[INFORMATION PROVIDED]

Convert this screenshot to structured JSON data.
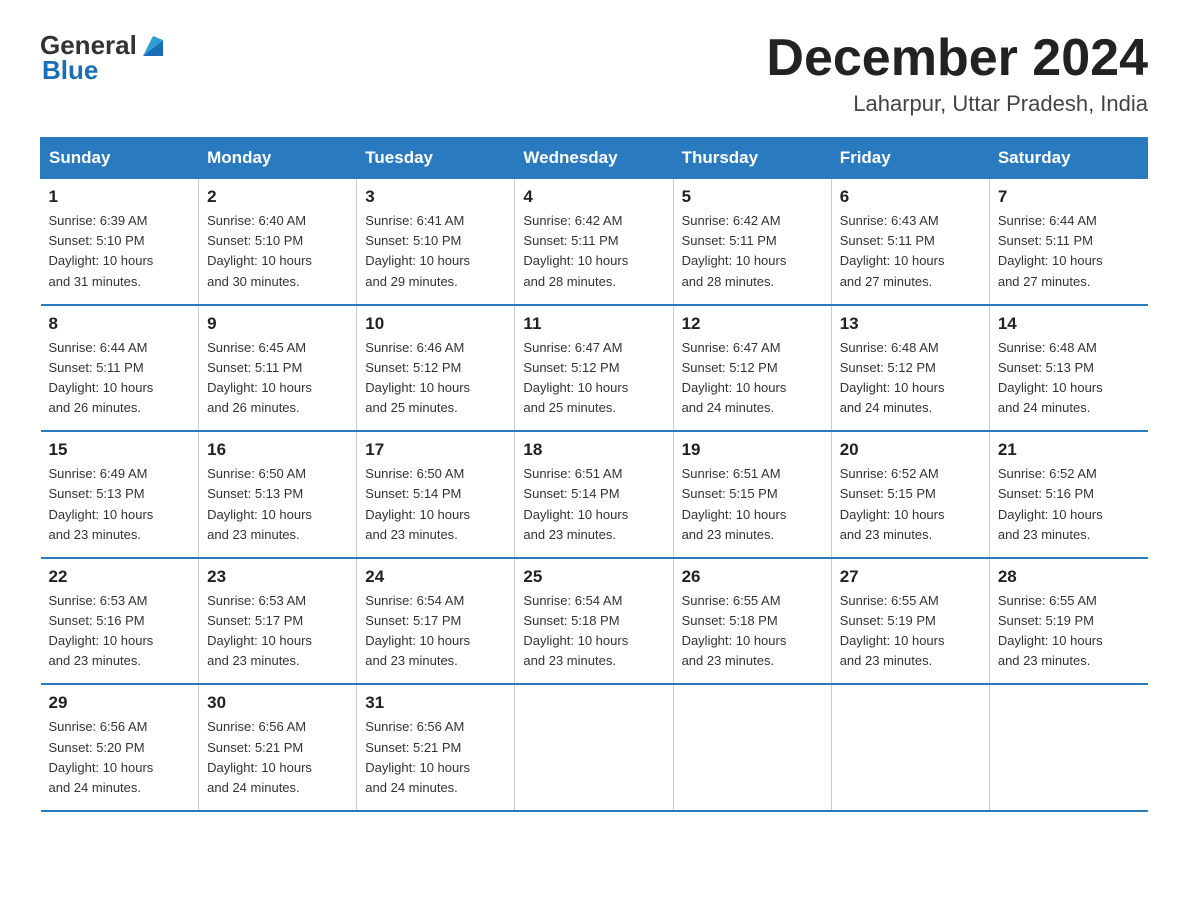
{
  "logo": {
    "text_general": "General",
    "text_blue": "Blue",
    "tagline": "GeneralBlue"
  },
  "title": "December 2024",
  "subtitle": "Laharpur, Uttar Pradesh, India",
  "days_of_week": [
    "Sunday",
    "Monday",
    "Tuesday",
    "Wednesday",
    "Thursday",
    "Friday",
    "Saturday"
  ],
  "weeks": [
    [
      {
        "day": "1",
        "sunrise": "6:39 AM",
        "sunset": "5:10 PM",
        "daylight": "10 hours and 31 minutes."
      },
      {
        "day": "2",
        "sunrise": "6:40 AM",
        "sunset": "5:10 PM",
        "daylight": "10 hours and 30 minutes."
      },
      {
        "day": "3",
        "sunrise": "6:41 AM",
        "sunset": "5:10 PM",
        "daylight": "10 hours and 29 minutes."
      },
      {
        "day": "4",
        "sunrise": "6:42 AM",
        "sunset": "5:11 PM",
        "daylight": "10 hours and 28 minutes."
      },
      {
        "day": "5",
        "sunrise": "6:42 AM",
        "sunset": "5:11 PM",
        "daylight": "10 hours and 28 minutes."
      },
      {
        "day": "6",
        "sunrise": "6:43 AM",
        "sunset": "5:11 PM",
        "daylight": "10 hours and 27 minutes."
      },
      {
        "day": "7",
        "sunrise": "6:44 AM",
        "sunset": "5:11 PM",
        "daylight": "10 hours and 27 minutes."
      }
    ],
    [
      {
        "day": "8",
        "sunrise": "6:44 AM",
        "sunset": "5:11 PM",
        "daylight": "10 hours and 26 minutes."
      },
      {
        "day": "9",
        "sunrise": "6:45 AM",
        "sunset": "5:11 PM",
        "daylight": "10 hours and 26 minutes."
      },
      {
        "day": "10",
        "sunrise": "6:46 AM",
        "sunset": "5:12 PM",
        "daylight": "10 hours and 25 minutes."
      },
      {
        "day": "11",
        "sunrise": "6:47 AM",
        "sunset": "5:12 PM",
        "daylight": "10 hours and 25 minutes."
      },
      {
        "day": "12",
        "sunrise": "6:47 AM",
        "sunset": "5:12 PM",
        "daylight": "10 hours and 24 minutes."
      },
      {
        "day": "13",
        "sunrise": "6:48 AM",
        "sunset": "5:12 PM",
        "daylight": "10 hours and 24 minutes."
      },
      {
        "day": "14",
        "sunrise": "6:48 AM",
        "sunset": "5:13 PM",
        "daylight": "10 hours and 24 minutes."
      }
    ],
    [
      {
        "day": "15",
        "sunrise": "6:49 AM",
        "sunset": "5:13 PM",
        "daylight": "10 hours and 23 minutes."
      },
      {
        "day": "16",
        "sunrise": "6:50 AM",
        "sunset": "5:13 PM",
        "daylight": "10 hours and 23 minutes."
      },
      {
        "day": "17",
        "sunrise": "6:50 AM",
        "sunset": "5:14 PM",
        "daylight": "10 hours and 23 minutes."
      },
      {
        "day": "18",
        "sunrise": "6:51 AM",
        "sunset": "5:14 PM",
        "daylight": "10 hours and 23 minutes."
      },
      {
        "day": "19",
        "sunrise": "6:51 AM",
        "sunset": "5:15 PM",
        "daylight": "10 hours and 23 minutes."
      },
      {
        "day": "20",
        "sunrise": "6:52 AM",
        "sunset": "5:15 PM",
        "daylight": "10 hours and 23 minutes."
      },
      {
        "day": "21",
        "sunrise": "6:52 AM",
        "sunset": "5:16 PM",
        "daylight": "10 hours and 23 minutes."
      }
    ],
    [
      {
        "day": "22",
        "sunrise": "6:53 AM",
        "sunset": "5:16 PM",
        "daylight": "10 hours and 23 minutes."
      },
      {
        "day": "23",
        "sunrise": "6:53 AM",
        "sunset": "5:17 PM",
        "daylight": "10 hours and 23 minutes."
      },
      {
        "day": "24",
        "sunrise": "6:54 AM",
        "sunset": "5:17 PM",
        "daylight": "10 hours and 23 minutes."
      },
      {
        "day": "25",
        "sunrise": "6:54 AM",
        "sunset": "5:18 PM",
        "daylight": "10 hours and 23 minutes."
      },
      {
        "day": "26",
        "sunrise": "6:55 AM",
        "sunset": "5:18 PM",
        "daylight": "10 hours and 23 minutes."
      },
      {
        "day": "27",
        "sunrise": "6:55 AM",
        "sunset": "5:19 PM",
        "daylight": "10 hours and 23 minutes."
      },
      {
        "day": "28",
        "sunrise": "6:55 AM",
        "sunset": "5:19 PM",
        "daylight": "10 hours and 23 minutes."
      }
    ],
    [
      {
        "day": "29",
        "sunrise": "6:56 AM",
        "sunset": "5:20 PM",
        "daylight": "10 hours and 24 minutes."
      },
      {
        "day": "30",
        "sunrise": "6:56 AM",
        "sunset": "5:21 PM",
        "daylight": "10 hours and 24 minutes."
      },
      {
        "day": "31",
        "sunrise": "6:56 AM",
        "sunset": "5:21 PM",
        "daylight": "10 hours and 24 minutes."
      },
      null,
      null,
      null,
      null
    ]
  ],
  "labels": {
    "sunrise": "Sunrise:",
    "sunset": "Sunset:",
    "daylight": "Daylight:"
  }
}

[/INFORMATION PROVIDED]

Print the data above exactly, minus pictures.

Convert this screenshot to structured JSON data.
{
  "logo": {
    "text_general": "General",
    "text_blue": "Blue",
    "tagline": "GeneralBlue"
  },
  "title": "December 2024",
  "subtitle": "Laharpur, Uttar Pradesh, India",
  "days_of_week": [
    "Sunday",
    "Monday",
    "Tuesday",
    "Wednesday",
    "Thursday",
    "Friday",
    "Saturday"
  ],
  "weeks": [
    [
      {
        "day": "1",
        "sunrise": "6:39 AM",
        "sunset": "5:10 PM",
        "daylight": "10 hours and 31 minutes."
      },
      {
        "day": "2",
        "sunrise": "6:40 AM",
        "sunset": "5:10 PM",
        "daylight": "10 hours and 30 minutes."
      },
      {
        "day": "3",
        "sunrise": "6:41 AM",
        "sunset": "5:10 PM",
        "daylight": "10 hours and 29 minutes."
      },
      {
        "day": "4",
        "sunrise": "6:42 AM",
        "sunset": "5:11 PM",
        "daylight": "10 hours and 28 minutes."
      },
      {
        "day": "5",
        "sunrise": "6:42 AM",
        "sunset": "5:11 PM",
        "daylight": "10 hours and 28 minutes."
      },
      {
        "day": "6",
        "sunrise": "6:43 AM",
        "sunset": "5:11 PM",
        "daylight": "10 hours and 27 minutes."
      },
      {
        "day": "7",
        "sunrise": "6:44 AM",
        "sunset": "5:11 PM",
        "daylight": "10 hours and 27 minutes."
      }
    ],
    [
      {
        "day": "8",
        "sunrise": "6:44 AM",
        "sunset": "5:11 PM",
        "daylight": "10 hours and 26 minutes."
      },
      {
        "day": "9",
        "sunrise": "6:45 AM",
        "sunset": "5:11 PM",
        "daylight": "10 hours and 26 minutes."
      },
      {
        "day": "10",
        "sunrise": "6:46 AM",
        "sunset": "5:12 PM",
        "daylight": "10 hours and 25 minutes."
      },
      {
        "day": "11",
        "sunrise": "6:47 AM",
        "sunset": "5:12 PM",
        "daylight": "10 hours and 25 minutes."
      },
      {
        "day": "12",
        "sunrise": "6:47 AM",
        "sunset": "5:12 PM",
        "daylight": "10 hours and 24 minutes."
      },
      {
        "day": "13",
        "sunrise": "6:48 AM",
        "sunset": "5:12 PM",
        "daylight": "10 hours and 24 minutes."
      },
      {
        "day": "14",
        "sunrise": "6:48 AM",
        "sunset": "5:13 PM",
        "daylight": "10 hours and 24 minutes."
      }
    ],
    [
      {
        "day": "15",
        "sunrise": "6:49 AM",
        "sunset": "5:13 PM",
        "daylight": "10 hours and 23 minutes."
      },
      {
        "day": "16",
        "sunrise": "6:50 AM",
        "sunset": "5:13 PM",
        "daylight": "10 hours and 23 minutes."
      },
      {
        "day": "17",
        "sunrise": "6:50 AM",
        "sunset": "5:14 PM",
        "daylight": "10 hours and 23 minutes."
      },
      {
        "day": "18",
        "sunrise": "6:51 AM",
        "sunset": "5:14 PM",
        "daylight": "10 hours and 23 minutes."
      },
      {
        "day": "19",
        "sunrise": "6:51 AM",
        "sunset": "5:15 PM",
        "daylight": "10 hours and 23 minutes."
      },
      {
        "day": "20",
        "sunrise": "6:52 AM",
        "sunset": "5:15 PM",
        "daylight": "10 hours and 23 minutes."
      },
      {
        "day": "21",
        "sunrise": "6:52 AM",
        "sunset": "5:16 PM",
        "daylight": "10 hours and 23 minutes."
      }
    ],
    [
      {
        "day": "22",
        "sunrise": "6:53 AM",
        "sunset": "5:16 PM",
        "daylight": "10 hours and 23 minutes."
      },
      {
        "day": "23",
        "sunrise": "6:53 AM",
        "sunset": "5:17 PM",
        "daylight": "10 hours and 23 minutes."
      },
      {
        "day": "24",
        "sunrise": "6:54 AM",
        "sunset": "5:17 PM",
        "daylight": "10 hours and 23 minutes."
      },
      {
        "day": "25",
        "sunrise": "6:54 AM",
        "sunset": "5:18 PM",
        "daylight": "10 hours and 23 minutes."
      },
      {
        "day": "26",
        "sunrise": "6:55 AM",
        "sunset": "5:18 PM",
        "daylight": "10 hours and 23 minutes."
      },
      {
        "day": "27",
        "sunrise": "6:55 AM",
        "sunset": "5:19 PM",
        "daylight": "10 hours and 23 minutes."
      },
      {
        "day": "28",
        "sunrise": "6:55 AM",
        "sunset": "5:19 PM",
        "daylight": "10 hours and 23 minutes."
      }
    ],
    [
      {
        "day": "29",
        "sunrise": "6:56 AM",
        "sunset": "5:20 PM",
        "daylight": "10 hours and 24 minutes."
      },
      {
        "day": "30",
        "sunrise": "6:56 AM",
        "sunset": "5:21 PM",
        "daylight": "10 hours and 24 minutes."
      },
      {
        "day": "31",
        "sunrise": "6:56 AM",
        "sunset": "5:21 PM",
        "daylight": "10 hours and 24 minutes."
      },
      null,
      null,
      null,
      null
    ]
  ],
  "labels": {
    "sunrise": "Sunrise:",
    "sunset": "Sunset:",
    "daylight": "Daylight:"
  }
}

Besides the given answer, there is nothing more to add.